Requiem for a Mate

If our publisher-editor relationship was a bit tense, to the point of even being slightly antagonistic, that was a good thing.
Sunrise over the sea and beautiful cloudscape.
“I have always valued what sailing can bring to our lives, providing a wonderful escape, instilling a sense of confidence and self-reliance, and simply offering cherished time on the water with friends and family.” —Sally Helme volodymyr/

The day Sally Helme fired me was pretty rough. I could’ve used a life coach. Like the dude who was brought in to replace me. 

The year was 2005, and I was five years into my tenure as ­editor-in-chief of this magazine. It was a different era. My mentors, the preceding editors—Murray Davis, George Day, Dale Nouse and Bernadette Bernon—had always emphasized that in publishing, there was a church and a state, equal but separate, with an emphasis on separate. The churchly editorial department, the words and stories, represented the scripture. Publisher Sally ran the business side—the state—responsible for generating the advertising lucre that kept all the wheels spinning. 
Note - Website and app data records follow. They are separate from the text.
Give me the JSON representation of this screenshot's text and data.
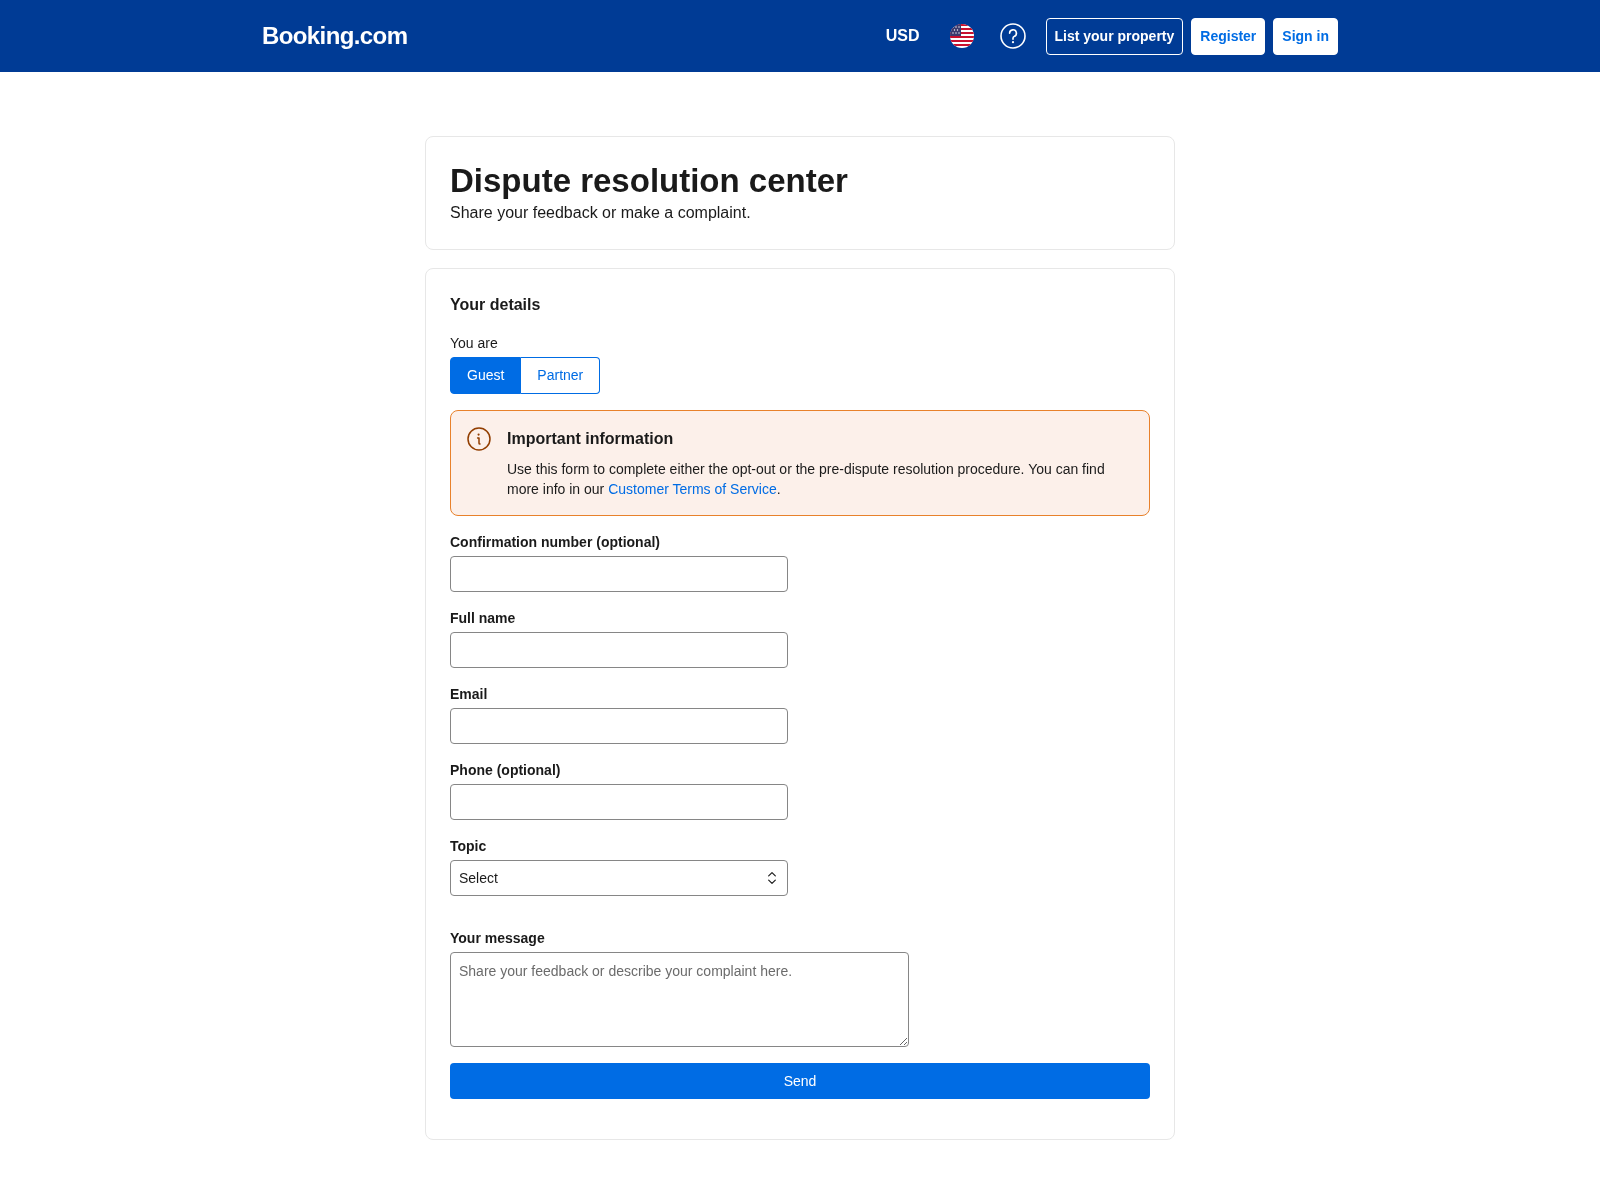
{
  "header": {
    "logo": "Booking.com",
    "currency": "USD",
    "buttons": [
      {
        "label": "List your property",
        "kind": "outline"
      },
      {
        "label": "Register",
        "kind": "solid"
      },
      {
        "label": "Sign in",
        "kind": "solid"
      }
    ]
  },
  "intro": {
    "title": "Dispute resolution center",
    "subtitle": "Share your feedback or make a complaint."
  },
  "form": {
    "heading": "Your details",
    "role_label": "You are",
    "roles": [
      {
        "label": "Guest",
        "selected": true
      },
      {
        "label": "Partner",
        "selected": false
      }
    ],
    "notice": {
      "title": "Important information",
      "text": "Use this form to complete either the opt-out or the pre-dispute resolution procedure. You can find more info in our ",
      "link": "Customer Terms of Service",
      "text_end": "."
    },
    "fields": [
      {
        "kind": "input",
        "label": "Confirmation number (optional)"
      },
      {
        "kind": "input",
        "label": "Full name"
      },
      {
        "kind": "input",
        "label": "Email"
      },
      {
        "kind": "input",
        "label": "Phone (optional)"
      },
      {
        "kind": "select",
        "label": "Topic",
        "value": "Select"
      },
      {
        "kind": "textarea",
        "label": "Your message",
        "placeholder": "Share your feedback or describe your complaint here."
      }
    ],
    "submit": "Send"
  }
}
I’d been taught that it was not only beneficial, but also essential, to maintain an arm’s length from business decisions and to refrain from granting favors to clients. My job was to represent and satisfy the readers and subscribers. If the publication was the least bit phony, there was nothing to sell. And if the publisher-editor relationship was a bit tense, to the point of even being slightly antagonistic, that was a good thing. Healthy. Necessary. 

Man, I was outstanding at that part of the job.

Honestly, I wasn’t shocked when I was sacked. But the one thing that really ticked me off was that my executive editor, Tim Murphy, whom I’d been grooming to take my place, was passed over for the job. (Which contributed to his decision to quit, which made me respect and love him even more than I already did.) Thinking back, though, even that didn’t surprise me. Tim would’ve definitely wreaked even more havoc than I had. 

A short time before all the drama, I went in to work on a weekend. There at the door to my office was a pile of fresh dog poop. I’d seen Sally’s car, so I knew she was there and, sure enough, so was her pooch. She apologized profusely and cleaned up the mess, but I’m fairly certain that doggie got a treat shortly thereafter. 

Oddly enough, my first connection with Sally was through my mom, who ran an employment agency in my hometown of Newport, Rhode Island. Sally had come to Newport to launch an upscale marine magazine called The Yacht, and my mother had played a role in staffing it. It was how I first came to know Sally.

As has been made clear in this issue’s tribute to Sally (see page 8), she was a force of nature. The marine industry was super-macho in those days, led by hard boys like the Harken brothers, Ted Hood, Everett Pearson and similar characters. And while Sally cast a commanding presence, she wasn’t the type to curry favor by batting her eyelashes. No, to succeed in that hypermasculine world, she always had to be the smartest person in the room. A Princeton grad, she always was. 

All that said, it’s absolutely true that for me, getting canned was not a bad thing. I pivoted to writing more of my own stories, not editing ones that I’d commissioned. I wrote a few books, sailed my butt off, and did things that I’d never have contemplated had I remained in the editor’s chair. Though it stung at the time, I came to be very grateful that it had happened. 

And Sally and I, amazingly enough, eventually became pals. Real ones. She was always supportive, and connected me with more than a few fine opportunities. Sure, we still tangled a bit. She was on the board of the National Sailing Hall of Fame, and in its early days, I was one of that organization’s most outspoken critics, which I knew bugged Sally to no end. It was just like the old days.

The last time I saw Sally was at, of all places, a beauty parlor: We had the very same hairdresser. (It was our mutual scissors friend who texted me the news about her passing, a good day before anyone else knew.) We’d caught up, gossiped, had a few laughs, even shared a quick hug. There we were, after all this time, a pair of old mates still trying to keep up appearances.

Herb McCormick is a CW editor-at-large.